→ **Exercise description**
Reprint the entries without altering anything.

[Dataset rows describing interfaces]
-*-*-
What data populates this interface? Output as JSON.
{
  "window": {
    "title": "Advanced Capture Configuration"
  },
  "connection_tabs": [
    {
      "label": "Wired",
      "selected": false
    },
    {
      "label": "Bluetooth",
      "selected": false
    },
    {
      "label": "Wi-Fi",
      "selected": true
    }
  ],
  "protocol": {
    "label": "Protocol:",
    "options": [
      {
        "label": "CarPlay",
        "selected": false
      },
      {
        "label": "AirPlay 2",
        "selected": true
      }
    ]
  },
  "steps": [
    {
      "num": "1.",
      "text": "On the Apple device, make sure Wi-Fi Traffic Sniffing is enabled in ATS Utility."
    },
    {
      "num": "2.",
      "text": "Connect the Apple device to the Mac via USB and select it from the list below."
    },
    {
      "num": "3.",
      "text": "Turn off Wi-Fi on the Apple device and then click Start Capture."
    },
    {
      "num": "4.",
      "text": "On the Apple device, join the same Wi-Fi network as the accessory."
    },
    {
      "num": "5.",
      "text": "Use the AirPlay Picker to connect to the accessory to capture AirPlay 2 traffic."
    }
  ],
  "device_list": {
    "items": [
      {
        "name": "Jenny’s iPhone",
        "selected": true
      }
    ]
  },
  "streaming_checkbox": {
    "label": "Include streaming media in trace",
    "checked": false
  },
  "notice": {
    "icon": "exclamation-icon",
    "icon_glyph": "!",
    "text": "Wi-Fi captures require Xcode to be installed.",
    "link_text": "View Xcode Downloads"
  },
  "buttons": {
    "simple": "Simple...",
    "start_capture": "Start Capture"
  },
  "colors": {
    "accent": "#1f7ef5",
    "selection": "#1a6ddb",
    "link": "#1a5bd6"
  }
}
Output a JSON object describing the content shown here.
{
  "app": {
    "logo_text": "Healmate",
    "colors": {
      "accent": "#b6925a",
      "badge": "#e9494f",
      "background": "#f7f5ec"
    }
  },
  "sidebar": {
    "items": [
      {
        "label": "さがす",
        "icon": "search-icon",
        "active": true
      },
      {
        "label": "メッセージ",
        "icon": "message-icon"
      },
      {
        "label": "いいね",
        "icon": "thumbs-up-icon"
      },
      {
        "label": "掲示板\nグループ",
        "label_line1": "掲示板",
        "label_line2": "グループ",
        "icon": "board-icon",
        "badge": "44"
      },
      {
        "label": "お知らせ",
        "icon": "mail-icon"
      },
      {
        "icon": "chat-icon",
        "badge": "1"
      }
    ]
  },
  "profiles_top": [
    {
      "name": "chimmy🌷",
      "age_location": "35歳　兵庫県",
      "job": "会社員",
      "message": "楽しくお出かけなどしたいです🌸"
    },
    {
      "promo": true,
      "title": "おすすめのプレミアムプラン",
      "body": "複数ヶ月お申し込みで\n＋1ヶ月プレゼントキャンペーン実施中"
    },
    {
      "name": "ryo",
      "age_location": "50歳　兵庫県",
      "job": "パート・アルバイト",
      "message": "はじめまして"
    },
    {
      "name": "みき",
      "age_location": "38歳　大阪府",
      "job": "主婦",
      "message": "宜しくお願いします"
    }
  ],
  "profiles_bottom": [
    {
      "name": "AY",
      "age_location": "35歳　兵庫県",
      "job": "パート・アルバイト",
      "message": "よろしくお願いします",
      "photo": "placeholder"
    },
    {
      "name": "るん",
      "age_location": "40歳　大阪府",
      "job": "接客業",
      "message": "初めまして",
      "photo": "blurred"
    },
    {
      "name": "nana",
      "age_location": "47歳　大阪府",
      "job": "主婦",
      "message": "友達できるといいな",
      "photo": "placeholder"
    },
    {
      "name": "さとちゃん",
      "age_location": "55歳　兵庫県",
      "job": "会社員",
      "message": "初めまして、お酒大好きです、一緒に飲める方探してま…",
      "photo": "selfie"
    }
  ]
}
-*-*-
→ **Answer box**
What data populates this interface? Output as JSON.
{
  "window": {
    "title": "Advanced Capture Configuration"
  },
  "connection_tabs": [
    {
      "label": "Wired",
      "selected": false
    },
    {
      "label": "Bluetooth",
      "selected": false
    },
    {
      "label": "Wi-Fi",
      "selected": true
    }
  ],
  "protocol": {
    "label": "Protocol:",
    "options": [
      {
        "label": "CarPlay",
        "selected": false
      },
      {
        "label": "AirPlay 2",
        "selected": true
      }
    ]
  },
  "steps": [
    {
      "num": "1.",
      "text": "On the Apple device, make sure Wi-Fi Traffic Sniffing is enabled in ATS Utility."
    },
    {
      "num": "2.",
      "text": "Connect the Apple device to the Mac via USB and select it from the list below."
    },
    {
      "num": "3.",
      "text": "Turn off Wi-Fi on the Apple device and then click Start Capture."
    },
    {
      "num": "4.",
      "text": "On the Apple device, join the same Wi-Fi network as the accessory."
    },
    {
      "num": "5.",
      "text": "Use the AirPlay Picker to connect to the accessory to capture AirPlay 2 traffic."
    }
  ],
  "device_list": {
    "items": [
      {
        "name": "Jenny’s iPhone",
        "selected": true
      }
    ]
  },
  "streaming_checkbox": {
    "label": "Include streaming media in trace",
    "checked": false
  },
  "notice": {
    "icon": "exclamation-icon",
    "icon_glyph": "!",
    "text": "Wi-Fi captures require Xcode to be installed.",
    "link_text": "View Xcode Downloads"
  },
  "buttons": {
    "simple": "Simple...",
    "start_capture": "Start Capture"
  },
  "colors": {
    "accent": "#1f7ef5",
    "selection": "#1a6ddb",
    "link": "#1a5bd6"
  }
}
Output a JSON object describing the content shown here.
{
  "app": {
    "logo_text": "Healmate",
    "colors": {
      "accent": "#b6925a",
      "badge": "#e9494f",
      "background": "#f7f5ec"
    }
  },
  "sidebar": {
    "items": [
      {
        "label": "さがす",
        "icon": "search-icon",
        "active": true
      },
      {
        "label": "メッセージ",
        "icon": "message-icon"
      },
      {
        "label": "いいね",
        "icon": "thumbs-up-icon"
      },
      {
        "label": "掲示板\nグループ",
        "label_line1": "掲示板",
        "label_line2": "グループ",
        "icon": "board-icon",
        "badge": "44"
      },
      {
        "label": "お知らせ",
        "icon": "mail-icon"
      },
      {
        "icon": "chat-icon",
        "badge": "1"
      }
    ]
  },
  "profiles_top": [
    {
      "name": "chimmy🌷",
      "age_location": "35歳　兵庫県",
      "job": "会社員",
      "message": "楽しくお出かけなどしたいです🌸"
    },
    {
      "promo": true,
      "title": "おすすめのプレミアムプラン",
      "body": "複数ヶ月お申し込みで\n＋1ヶ月プレゼントキャンペーン実施中"
    },
    {
      "name": "ryo",
      "age_location": "50歳　兵庫県",
      "job": "パート・アルバイト",
      "message": "はじめまして"
    },
    {
      "name": "みき",
      "age_location": "38歳　大阪府",
      "job": "主婦",
      "message": "宜しくお願いします"
    }
  ],
  "profiles_bottom": [
    {
      "name": "AY",
      "age_location": "35歳　兵庫県",
      "job": "パート・アルバイト",
      "message": "よろしくお願いします",
      "photo": "placeholder"
    },
    {
      "name": "るん",
      "age_location": "40歳　大阪府",
      "job": "接客業",
      "message": "初めまして",
      "photo": "blurred"
    },
    {
      "name": "nana",
      "age_location": "47歳　大阪府",
      "job": "主婦",
      "message": "友達できるといいな",
      "photo": "placeholder"
    },
    {
      "name": "さとちゃん",
      "age_location": "55歳　兵庫県",
      "job": "会社員",
      "message": "初めまして、お酒大好きです、一緒に飲める方探してま…",
      "photo": "selfie"
    }
  ]
}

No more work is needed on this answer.